149
Q
There are ___ lateral ventricles in the cerebral hemisphere
A
Two
150
Q
Where is the third ventricle located?
A
Diencephalon
151
Q
Where is the fourth ventricle located?
A
Between the pons and cerebellum
152
Q
This surrounds all exposed surfaces of CNS
A
CSF
153
Q
What is the purpose of CSF?
A
Cushion, support and transport. Interchanges with interstitial fluid of brain
154
Q
What permits CSF to be absorbed into venous blood?
A
Arachnoid villi protrude superiorly into dural sinus
155
Q
This is on each side of the spinal cord and arises from vertebral arteries and extends to the cauda equina
A
Posterior spinal artery
156
Q
This arises from the vertebral artery, extends to filum terminale
A
Anterior spinal artery
157
Q
What is the main blood supply to the cord?
A
Anterior spinal artery
158
Q
What are the vertebrae protecting the spinal cord?
A
-8 cervical
-12 thoracic
-5 lumbar
-5 sacral
-1 coccygeal
159
Q
Collection of nerve roots at inferior end of vertebral canal
A
Cauda equina
160
Q
What are the dorsal roots of the spinal nerves?
A
Sensory fibers arising from cell bodies in dorsal root ganglia. Always sensory (afferent)
161
Q
What are the ventral roots of the spinal nerves?
A
Motor fibers arising from the anterior gray column of the spinal cord.
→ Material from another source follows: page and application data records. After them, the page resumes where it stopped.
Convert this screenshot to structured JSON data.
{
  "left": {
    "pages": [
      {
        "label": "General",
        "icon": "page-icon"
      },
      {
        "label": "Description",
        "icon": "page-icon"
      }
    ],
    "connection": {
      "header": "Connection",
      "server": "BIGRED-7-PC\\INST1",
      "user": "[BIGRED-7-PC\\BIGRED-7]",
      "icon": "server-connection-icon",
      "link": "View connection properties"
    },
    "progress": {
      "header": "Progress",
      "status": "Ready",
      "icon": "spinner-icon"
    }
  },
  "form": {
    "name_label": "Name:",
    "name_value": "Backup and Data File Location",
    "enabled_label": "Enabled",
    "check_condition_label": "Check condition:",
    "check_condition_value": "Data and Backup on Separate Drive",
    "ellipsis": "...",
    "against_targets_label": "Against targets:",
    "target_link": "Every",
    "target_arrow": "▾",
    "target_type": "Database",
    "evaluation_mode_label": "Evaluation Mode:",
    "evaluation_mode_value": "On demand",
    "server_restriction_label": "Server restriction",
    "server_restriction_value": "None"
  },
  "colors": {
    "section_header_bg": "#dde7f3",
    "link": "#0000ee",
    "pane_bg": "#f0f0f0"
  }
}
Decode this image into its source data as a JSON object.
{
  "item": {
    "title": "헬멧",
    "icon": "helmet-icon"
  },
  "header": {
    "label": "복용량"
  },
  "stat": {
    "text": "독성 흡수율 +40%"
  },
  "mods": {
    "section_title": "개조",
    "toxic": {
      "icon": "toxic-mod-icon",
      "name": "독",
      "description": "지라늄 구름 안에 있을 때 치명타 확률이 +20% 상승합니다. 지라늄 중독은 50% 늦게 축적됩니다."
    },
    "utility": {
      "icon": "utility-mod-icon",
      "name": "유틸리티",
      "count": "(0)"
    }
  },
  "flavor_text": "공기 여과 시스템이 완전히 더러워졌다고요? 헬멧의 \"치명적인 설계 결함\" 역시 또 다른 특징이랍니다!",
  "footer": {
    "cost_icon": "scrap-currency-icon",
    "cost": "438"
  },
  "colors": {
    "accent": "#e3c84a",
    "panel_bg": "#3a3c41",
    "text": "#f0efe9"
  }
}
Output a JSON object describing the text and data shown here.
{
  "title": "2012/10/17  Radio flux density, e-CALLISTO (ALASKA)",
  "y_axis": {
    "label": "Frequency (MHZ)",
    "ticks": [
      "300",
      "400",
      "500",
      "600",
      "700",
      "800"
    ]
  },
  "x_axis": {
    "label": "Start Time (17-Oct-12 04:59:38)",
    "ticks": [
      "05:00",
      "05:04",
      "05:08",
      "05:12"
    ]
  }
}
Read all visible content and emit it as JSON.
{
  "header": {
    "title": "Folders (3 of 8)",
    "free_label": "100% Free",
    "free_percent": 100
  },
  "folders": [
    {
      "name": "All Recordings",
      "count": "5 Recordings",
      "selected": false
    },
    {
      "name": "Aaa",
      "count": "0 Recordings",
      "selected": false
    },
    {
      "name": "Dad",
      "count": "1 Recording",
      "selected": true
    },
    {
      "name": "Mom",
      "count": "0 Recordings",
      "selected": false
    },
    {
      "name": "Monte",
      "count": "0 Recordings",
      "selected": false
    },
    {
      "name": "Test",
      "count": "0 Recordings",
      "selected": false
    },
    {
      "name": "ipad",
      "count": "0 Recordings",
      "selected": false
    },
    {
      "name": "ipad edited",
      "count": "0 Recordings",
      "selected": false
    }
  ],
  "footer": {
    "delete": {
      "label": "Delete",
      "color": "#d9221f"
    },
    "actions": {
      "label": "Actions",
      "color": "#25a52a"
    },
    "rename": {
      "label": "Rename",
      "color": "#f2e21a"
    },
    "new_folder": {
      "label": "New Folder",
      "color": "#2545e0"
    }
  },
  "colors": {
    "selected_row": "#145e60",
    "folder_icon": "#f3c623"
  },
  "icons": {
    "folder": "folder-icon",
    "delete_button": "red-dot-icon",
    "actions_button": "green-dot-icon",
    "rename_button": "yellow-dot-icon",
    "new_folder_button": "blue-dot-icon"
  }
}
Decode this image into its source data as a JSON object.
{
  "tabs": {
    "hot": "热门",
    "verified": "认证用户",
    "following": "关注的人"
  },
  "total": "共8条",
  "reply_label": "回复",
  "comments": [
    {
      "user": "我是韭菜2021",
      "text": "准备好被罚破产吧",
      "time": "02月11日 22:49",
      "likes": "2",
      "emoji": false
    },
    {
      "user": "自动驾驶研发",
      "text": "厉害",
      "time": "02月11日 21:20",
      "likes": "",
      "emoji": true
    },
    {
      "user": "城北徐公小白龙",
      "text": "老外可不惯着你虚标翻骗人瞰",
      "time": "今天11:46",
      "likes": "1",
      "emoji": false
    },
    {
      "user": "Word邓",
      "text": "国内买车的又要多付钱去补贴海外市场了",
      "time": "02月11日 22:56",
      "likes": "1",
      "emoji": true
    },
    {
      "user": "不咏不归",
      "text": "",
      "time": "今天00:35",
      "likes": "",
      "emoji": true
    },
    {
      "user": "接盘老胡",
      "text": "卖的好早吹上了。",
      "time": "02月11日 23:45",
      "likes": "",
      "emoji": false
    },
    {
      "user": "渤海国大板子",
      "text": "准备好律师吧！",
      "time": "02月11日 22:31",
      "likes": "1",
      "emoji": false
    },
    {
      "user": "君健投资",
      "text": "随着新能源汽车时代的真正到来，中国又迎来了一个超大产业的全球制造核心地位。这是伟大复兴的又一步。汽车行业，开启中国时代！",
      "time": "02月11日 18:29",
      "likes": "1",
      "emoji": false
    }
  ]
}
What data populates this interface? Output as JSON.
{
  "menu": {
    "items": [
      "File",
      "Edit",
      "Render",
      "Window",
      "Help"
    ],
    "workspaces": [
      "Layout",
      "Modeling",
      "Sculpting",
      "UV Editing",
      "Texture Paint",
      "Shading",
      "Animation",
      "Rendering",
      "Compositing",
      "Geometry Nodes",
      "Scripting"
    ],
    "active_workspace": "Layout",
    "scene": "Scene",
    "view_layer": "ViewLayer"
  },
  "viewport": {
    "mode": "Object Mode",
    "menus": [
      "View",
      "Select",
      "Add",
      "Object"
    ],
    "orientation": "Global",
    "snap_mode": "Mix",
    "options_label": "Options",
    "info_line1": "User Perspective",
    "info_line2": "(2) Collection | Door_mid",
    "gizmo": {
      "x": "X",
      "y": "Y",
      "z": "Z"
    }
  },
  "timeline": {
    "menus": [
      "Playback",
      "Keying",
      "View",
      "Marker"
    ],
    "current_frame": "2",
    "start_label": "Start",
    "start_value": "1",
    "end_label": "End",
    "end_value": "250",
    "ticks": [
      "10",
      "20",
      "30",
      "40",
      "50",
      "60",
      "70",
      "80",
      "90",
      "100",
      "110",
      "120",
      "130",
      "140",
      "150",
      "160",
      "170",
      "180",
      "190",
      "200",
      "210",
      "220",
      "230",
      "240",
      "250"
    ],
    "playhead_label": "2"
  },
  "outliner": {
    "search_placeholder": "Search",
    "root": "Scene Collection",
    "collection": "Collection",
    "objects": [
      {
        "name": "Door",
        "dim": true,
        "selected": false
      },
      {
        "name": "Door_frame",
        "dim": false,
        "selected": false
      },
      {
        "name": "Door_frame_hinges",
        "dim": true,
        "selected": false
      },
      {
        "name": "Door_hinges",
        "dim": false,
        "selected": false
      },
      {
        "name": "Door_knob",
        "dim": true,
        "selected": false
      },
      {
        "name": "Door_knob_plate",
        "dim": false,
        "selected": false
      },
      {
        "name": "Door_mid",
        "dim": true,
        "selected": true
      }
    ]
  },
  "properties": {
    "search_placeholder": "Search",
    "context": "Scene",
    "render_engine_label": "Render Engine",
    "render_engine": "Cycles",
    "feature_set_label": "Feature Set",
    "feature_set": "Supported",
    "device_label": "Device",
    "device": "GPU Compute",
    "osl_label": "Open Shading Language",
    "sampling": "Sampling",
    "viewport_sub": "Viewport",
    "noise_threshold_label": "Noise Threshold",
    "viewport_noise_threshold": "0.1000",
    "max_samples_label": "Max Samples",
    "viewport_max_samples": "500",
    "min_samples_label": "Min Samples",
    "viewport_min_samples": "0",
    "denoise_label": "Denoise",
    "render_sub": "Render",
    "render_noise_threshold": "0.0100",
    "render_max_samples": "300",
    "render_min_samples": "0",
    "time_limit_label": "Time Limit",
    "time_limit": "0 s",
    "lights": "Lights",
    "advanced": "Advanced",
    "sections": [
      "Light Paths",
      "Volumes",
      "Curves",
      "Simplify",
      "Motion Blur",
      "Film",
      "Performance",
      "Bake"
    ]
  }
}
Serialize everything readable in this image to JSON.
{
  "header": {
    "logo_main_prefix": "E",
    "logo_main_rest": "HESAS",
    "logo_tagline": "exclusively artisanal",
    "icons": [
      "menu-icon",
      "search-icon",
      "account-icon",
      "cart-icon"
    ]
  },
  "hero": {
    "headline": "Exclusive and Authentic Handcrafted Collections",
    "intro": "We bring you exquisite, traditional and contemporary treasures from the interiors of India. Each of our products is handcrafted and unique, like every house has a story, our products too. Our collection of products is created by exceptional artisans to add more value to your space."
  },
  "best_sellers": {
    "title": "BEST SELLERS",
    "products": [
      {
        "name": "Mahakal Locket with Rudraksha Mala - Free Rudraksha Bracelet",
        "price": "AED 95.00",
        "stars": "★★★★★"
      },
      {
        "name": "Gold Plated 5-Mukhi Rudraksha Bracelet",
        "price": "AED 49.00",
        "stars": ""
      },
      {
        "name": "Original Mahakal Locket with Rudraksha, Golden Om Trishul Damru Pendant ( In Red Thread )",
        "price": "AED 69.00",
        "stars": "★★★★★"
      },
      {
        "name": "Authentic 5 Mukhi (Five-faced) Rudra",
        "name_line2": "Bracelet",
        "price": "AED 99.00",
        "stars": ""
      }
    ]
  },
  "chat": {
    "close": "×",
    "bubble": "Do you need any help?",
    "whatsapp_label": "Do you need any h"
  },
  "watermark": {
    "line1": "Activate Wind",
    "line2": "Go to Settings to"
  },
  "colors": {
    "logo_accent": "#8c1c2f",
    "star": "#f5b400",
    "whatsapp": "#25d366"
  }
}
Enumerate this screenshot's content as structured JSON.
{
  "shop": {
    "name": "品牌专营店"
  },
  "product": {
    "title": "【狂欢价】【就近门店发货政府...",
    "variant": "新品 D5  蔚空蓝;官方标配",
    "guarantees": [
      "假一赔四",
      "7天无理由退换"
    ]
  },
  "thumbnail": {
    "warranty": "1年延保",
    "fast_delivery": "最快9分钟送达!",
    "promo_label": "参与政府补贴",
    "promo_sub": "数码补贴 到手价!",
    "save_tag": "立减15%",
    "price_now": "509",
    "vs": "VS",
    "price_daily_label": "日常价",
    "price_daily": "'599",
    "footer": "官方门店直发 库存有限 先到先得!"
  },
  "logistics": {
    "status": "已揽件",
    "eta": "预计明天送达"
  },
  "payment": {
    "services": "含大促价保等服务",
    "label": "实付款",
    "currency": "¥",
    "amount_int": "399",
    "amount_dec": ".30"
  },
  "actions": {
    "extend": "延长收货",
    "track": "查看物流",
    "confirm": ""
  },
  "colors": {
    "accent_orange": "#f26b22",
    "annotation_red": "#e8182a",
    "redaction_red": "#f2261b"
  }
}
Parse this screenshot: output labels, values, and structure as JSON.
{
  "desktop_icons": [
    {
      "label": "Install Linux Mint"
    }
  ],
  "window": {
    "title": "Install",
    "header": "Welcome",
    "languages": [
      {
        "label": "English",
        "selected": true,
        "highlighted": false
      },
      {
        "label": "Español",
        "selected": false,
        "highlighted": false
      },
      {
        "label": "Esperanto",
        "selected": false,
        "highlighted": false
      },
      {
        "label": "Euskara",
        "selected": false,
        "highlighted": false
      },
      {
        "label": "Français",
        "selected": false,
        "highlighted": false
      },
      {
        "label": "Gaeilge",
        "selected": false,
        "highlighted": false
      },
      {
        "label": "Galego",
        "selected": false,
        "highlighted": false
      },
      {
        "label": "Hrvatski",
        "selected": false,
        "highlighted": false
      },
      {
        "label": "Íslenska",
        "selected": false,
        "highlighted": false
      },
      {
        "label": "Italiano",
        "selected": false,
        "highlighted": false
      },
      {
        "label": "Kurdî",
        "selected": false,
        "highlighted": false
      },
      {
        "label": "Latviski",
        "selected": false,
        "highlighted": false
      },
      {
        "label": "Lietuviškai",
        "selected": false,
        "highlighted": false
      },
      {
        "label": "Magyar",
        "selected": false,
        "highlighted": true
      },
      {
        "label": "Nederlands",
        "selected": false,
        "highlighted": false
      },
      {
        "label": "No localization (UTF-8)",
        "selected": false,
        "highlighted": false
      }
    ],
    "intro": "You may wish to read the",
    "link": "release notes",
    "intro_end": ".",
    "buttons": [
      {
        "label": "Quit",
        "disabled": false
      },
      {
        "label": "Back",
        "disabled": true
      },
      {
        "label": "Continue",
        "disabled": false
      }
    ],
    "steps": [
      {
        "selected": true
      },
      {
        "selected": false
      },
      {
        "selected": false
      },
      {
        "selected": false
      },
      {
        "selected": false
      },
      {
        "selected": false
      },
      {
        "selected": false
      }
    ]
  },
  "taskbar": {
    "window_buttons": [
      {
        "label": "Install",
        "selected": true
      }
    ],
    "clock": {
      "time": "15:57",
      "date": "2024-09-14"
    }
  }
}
Always motor (efferent)
162
Q
The spinal cord contains ___ grey matter and ___ white matter
A
-Central
-Peripheral
163
Q
What 2 organs make up the CNS?
A
Brain and spinal cord
164
Q
What are the 3 main components of the intracranial vault?
A
-CSF 10-15%
-Brain 80-85%
-Blood 5-10%
165
Q
Occupies the subarachnoid space, providing protective layer of fluid between the brain and the tissue that surrounds it
A
CSF
166
Q
Where is CSF produced?
A
By the choroid plexus in the ventricles
167
Q
CSF makes up how much intracranial volume?
A
About 10%
168
Q
How much CSF is produced in 24 hours?
A
500 cc
169
Q
How much CSF is in the CNS at any given time?
A
About 150 mL
170
Q
What increases CSF volume?
A
-Choroid plexus papilloma
-Hyperthermia
-Decreased serum osmolality
-Increased CSF osmolality
171
Q
What decreases CSF volume?
A
-Hypothermia
-Increased hydrostatic pressure
-Diamox
-Increased serum osmolality
-Decreased CSF osmolality